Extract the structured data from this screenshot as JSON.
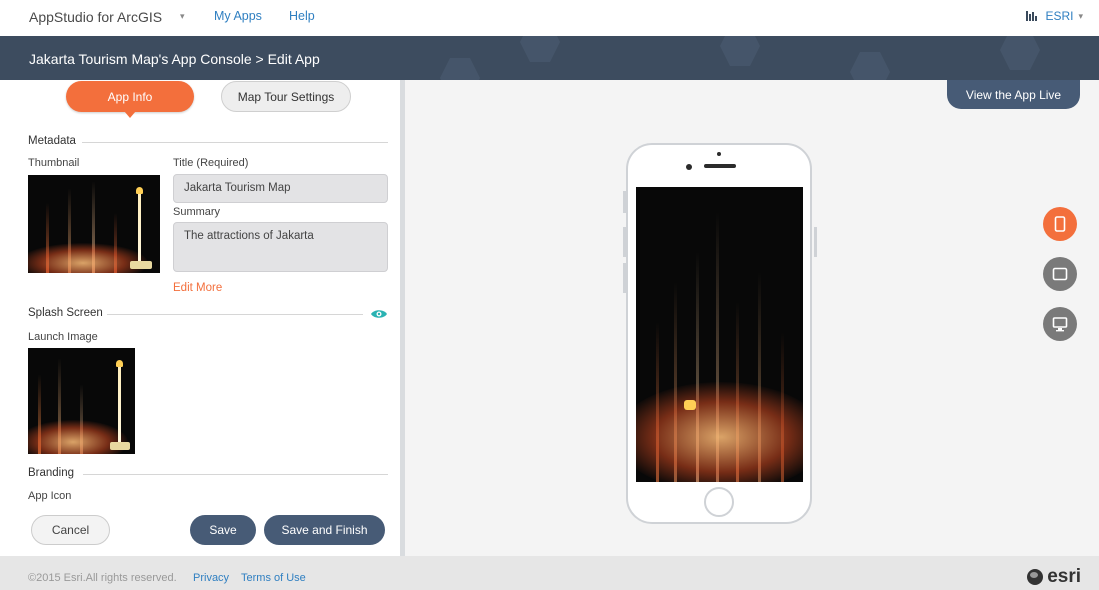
{
  "topbar": {
    "app_title": "AppStudio for ArcGIS",
    "caret": "▾",
    "nav": [
      "My Apps",
      "Help"
    ],
    "org": "ESRI",
    "org_caret": "▾"
  },
  "banner": {
    "title": "Jakarta Tourism Map's App Console > Edit App"
  },
  "tabs": [
    {
      "label": "App Info",
      "active": true
    },
    {
      "label": "Map Tour Settings",
      "active": false
    }
  ],
  "metadata": {
    "heading": "Metadata",
    "thumbnail_label": "Thumbnail",
    "title_label": "Title (Required)",
    "title_value": "Jakarta Tourism Map",
    "summary_label": "Summary",
    "summary_value": "The attractions of Jakarta",
    "edit_more": "Edit More"
  },
  "splash": {
    "heading": "Splash Screen",
    "launch_label": "Launch Image"
  },
  "branding": {
    "heading": "Branding",
    "app_icon_label": "App Icon"
  },
  "actions": {
    "cancel": "Cancel",
    "save": "Save",
    "save_finish": "Save and Finish"
  },
  "preview": {
    "view_live": "View the App Live",
    "devices": [
      {
        "icon": "phone-icon",
        "active": true,
        "color": "#f36f3c"
      },
      {
        "icon": "tablet-icon",
        "active": false,
        "color": "#7a7a7a"
      },
      {
        "icon": "desktop-icon",
        "active": false,
        "color": "#7a7a7a"
      }
    ]
  },
  "footer": {
    "copyright": "©2015 Esri.All rights reserved.",
    "privacy": "Privacy",
    "terms": "Terms of Use",
    "brand": "esri"
  },
  "colors": {
    "accent": "#f36f3c",
    "banner": "#3d4c5f",
    "button": "#475b76",
    "link": "#2f7fc1"
  }
}
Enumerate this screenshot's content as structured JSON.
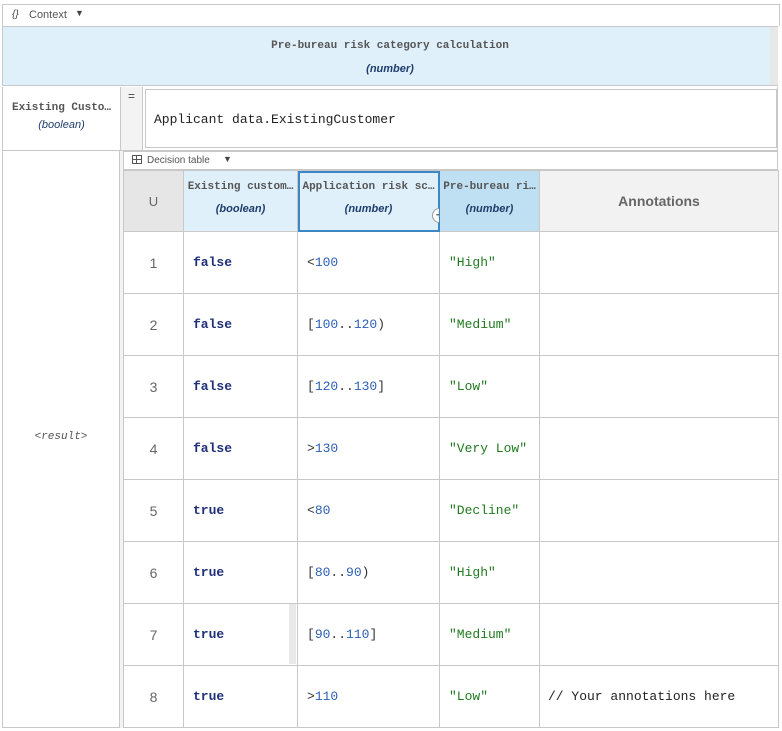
{
  "context_bar": {
    "icon": "{}",
    "label": "Context",
    "caret": "▼"
  },
  "context_result": {
    "name": "Pre-bureau risk category calculation",
    "type": "(number)"
  },
  "entry": {
    "name": "Existing Custo…",
    "type": "(boolean)",
    "operator": "=",
    "expression": "Applicant data.ExistingCustomer"
  },
  "result_label": "<result>",
  "decision_table_bar": {
    "label": "Decision table",
    "caret": "▼"
  },
  "table": {
    "hit_policy": "U",
    "inputs": [
      {
        "name": "Existing custom…",
        "type": "(boolean)"
      },
      {
        "name": "Application risk sc…",
        "type": "(number)"
      }
    ],
    "output": {
      "name": "Pre-bureau ri…",
      "type": "(number)"
    },
    "annotations_header": "Annotations",
    "rules": [
      {
        "n": "1",
        "existing": "false",
        "risk": {
          "pre": "<",
          "a": "100"
        },
        "out": "\"High\"",
        "ann": ""
      },
      {
        "n": "2",
        "existing": "false",
        "risk": {
          "pre": "[",
          "a": "100",
          "sep": "..",
          "b": "120",
          "post": ")"
        },
        "out": "\"Medium\"",
        "ann": ""
      },
      {
        "n": "3",
        "existing": "false",
        "risk": {
          "pre": "[",
          "a": "120",
          "sep": "..",
          "b": "130",
          "post": "]"
        },
        "out": "\"Low\"",
        "ann": ""
      },
      {
        "n": "4",
        "existing": "false",
        "risk": {
          "pre": ">",
          "a": "130"
        },
        "out": "\"Very Low\"",
        "ann": ""
      },
      {
        "n": "5",
        "existing": "true",
        "risk": {
          "pre": "<",
          "a": "80"
        },
        "out": "\"Decline\"",
        "ann": ""
      },
      {
        "n": "6",
        "existing": "true",
        "risk": {
          "pre": "[",
          "a": "80",
          "sep": "..",
          "b": "90",
          "post": ")"
        },
        "out": "\"High\"",
        "ann": ""
      },
      {
        "n": "7",
        "existing": "true",
        "risk": {
          "pre": "[",
          "a": "90",
          "sep": "..",
          "b": "110",
          "post": "]"
        },
        "out": "\"Medium\"",
        "ann": ""
      },
      {
        "n": "8",
        "existing": "true",
        "risk": {
          "pre": ">",
          "a": "110"
        },
        "out": "\"Low\"",
        "ann": "// Your annotations here"
      }
    ]
  }
}
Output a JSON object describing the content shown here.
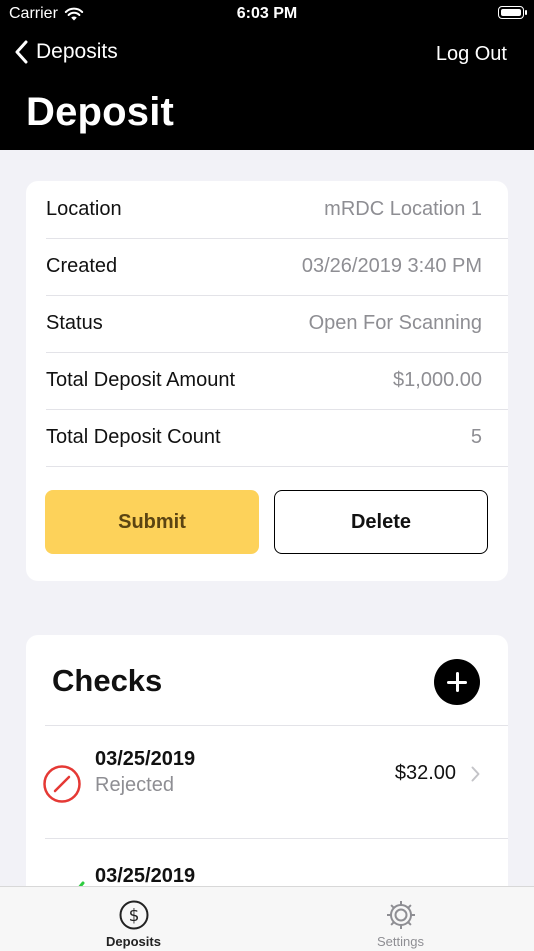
{
  "status_bar": {
    "carrier": "Carrier",
    "time": "6:03 PM"
  },
  "nav": {
    "back_label": "Deposits",
    "logout_label": "Log Out",
    "title": "Deposit"
  },
  "deposit_details": {
    "rows": [
      {
        "label": "Location",
        "value": "mRDC Location 1"
      },
      {
        "label": "Created",
        "value": "03/26/2019 3:40 PM"
      },
      {
        "label": "Status",
        "value": "Open For Scanning"
      },
      {
        "label": "Total Deposit Amount",
        "value": "$1,000.00"
      },
      {
        "label": "Total Deposit Count",
        "value": "5"
      }
    ],
    "submit_label": "Submit",
    "delete_label": "Delete"
  },
  "checks": {
    "title": "Checks",
    "items": [
      {
        "date": "03/25/2019",
        "status": "Rejected",
        "amount": "$32.00",
        "icon": "rejected-icon"
      },
      {
        "date": "03/25/2019",
        "status": "",
        "amount": "",
        "icon": "checkmark-icon"
      }
    ]
  },
  "tabbar": {
    "tabs": [
      {
        "label": "Deposits",
        "icon": "dollar-circle-icon",
        "active": true
      },
      {
        "label": "Settings",
        "icon": "gear-icon",
        "active": false
      }
    ]
  },
  "colors": {
    "accent": "#fdd25a",
    "rejected": "#e53935",
    "success": "#2ecc40",
    "header": "#000000"
  }
}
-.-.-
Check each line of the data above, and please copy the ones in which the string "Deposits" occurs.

» Solution to this task
    "back_label": "Deposits",
        "label": "Deposits",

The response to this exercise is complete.